Large pharmaceutical companies often spend millions of dollars protecting their patents from generic competition. Apart from litigation, companies use other methods such as reformulation or licensing a subsidiary (or another company) to sell generics under the original patent. Generics sold under license from the patent holder are known as authorized generics. They are not affected by the 180 day exclusivity period as they fall under the patent holder's original drug application.
Prime example is Simvastatin (Zocor), a popular drug created and manufactured by U.S. based pharmaceutical Merck & Co., which lost its US patent protection on June 23, 2006. India-based Ranbaxy Laboratories (at the 80 mg strength) and Israel-based Teva Pharmaceutical Industries (at all other strengths) received 180 day exclusivity periods for Simvastatin; due to Zocor's popularity, both companies began marketing their products immediately after the patent expired. However, Dr. Reddy's Laboratories also markets an authorized generic version of Simvastatin under license from Zocor's manufacturer, Merck & Co.; some packages of Dr. Reddy's Simvastatin even show Merck as the actual manufacturer and have Merck's logo on the bottom.

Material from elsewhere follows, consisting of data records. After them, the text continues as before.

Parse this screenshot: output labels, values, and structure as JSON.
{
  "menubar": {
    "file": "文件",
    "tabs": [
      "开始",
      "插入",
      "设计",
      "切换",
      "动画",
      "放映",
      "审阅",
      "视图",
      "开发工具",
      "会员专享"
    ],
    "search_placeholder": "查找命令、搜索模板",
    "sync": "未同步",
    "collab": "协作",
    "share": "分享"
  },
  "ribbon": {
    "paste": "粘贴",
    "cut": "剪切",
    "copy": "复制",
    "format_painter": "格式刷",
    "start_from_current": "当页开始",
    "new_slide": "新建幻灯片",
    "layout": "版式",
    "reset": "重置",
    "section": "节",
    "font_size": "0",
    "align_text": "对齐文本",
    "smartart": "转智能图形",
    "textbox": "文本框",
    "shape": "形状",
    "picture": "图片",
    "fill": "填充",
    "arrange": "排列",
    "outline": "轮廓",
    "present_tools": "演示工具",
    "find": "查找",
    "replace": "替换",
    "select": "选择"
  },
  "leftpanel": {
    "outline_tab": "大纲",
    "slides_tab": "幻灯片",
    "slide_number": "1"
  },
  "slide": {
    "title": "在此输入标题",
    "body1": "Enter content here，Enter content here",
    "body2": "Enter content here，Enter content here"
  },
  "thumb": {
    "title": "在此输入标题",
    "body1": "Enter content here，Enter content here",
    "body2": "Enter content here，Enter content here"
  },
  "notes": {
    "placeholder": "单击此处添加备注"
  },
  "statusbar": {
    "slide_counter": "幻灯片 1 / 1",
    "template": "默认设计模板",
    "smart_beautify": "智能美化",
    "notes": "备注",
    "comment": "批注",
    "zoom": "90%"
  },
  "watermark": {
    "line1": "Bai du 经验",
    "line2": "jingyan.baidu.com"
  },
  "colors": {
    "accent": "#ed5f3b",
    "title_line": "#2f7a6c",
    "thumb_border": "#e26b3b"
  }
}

Drug makers in Para IV Litigation Hoffman – La Roche has slapped a lawsuit at Indian generic drug maker Orchid Chemicals & Pharmaceuticals Ltd. over a newly issued patent for Roche's blockbuster osteoporosis drug Boniva. The US Patent was issued (US Patent 7410957 - Method of treatment using bisphosphonic acid) on August 12, 2008 and Orchid had filed an ANDA (Abbreviated New Drug Application) with the USFDA under Para IV of the Hatch-Waxman Act. Interestingly, Orchid was sued in September last year over the alleged infringement of another patent of Boniva by Roche. Orchid was accused of infringing US Patent 7192938 (US Patent Issued on March 20, 2007) following its paragraph IV ANDA submission to manufacture a generic version of Boniva.
AstraZeneca blocks Sun Pharma's Para IV filing on Nexium AstraZeneca filed two separate cases against Sun Pharma. The MNC seeks to block Sun Pharma from selling an intravenous (IV) version of Nexium ,a medicine for ulcer (esomeprazole magnesium), its largest selling drug, in the US before 2014. Approved by the US Food and Drug Administration (FDA) in 2005, Nexium's patents are valid in the US till 2014. With global sales of close to $5 billion (Rs 22,907 crore), the drug had sales of $2.84 billion (Rs 13,011 crore) in the US market in 2009.
CONCLUSION The Hatch-Waxman act act has changed the scenario of pharma industry by providing various provisions for generic as well as branded drug manufacturer and also helped to make available low cost drug therapy.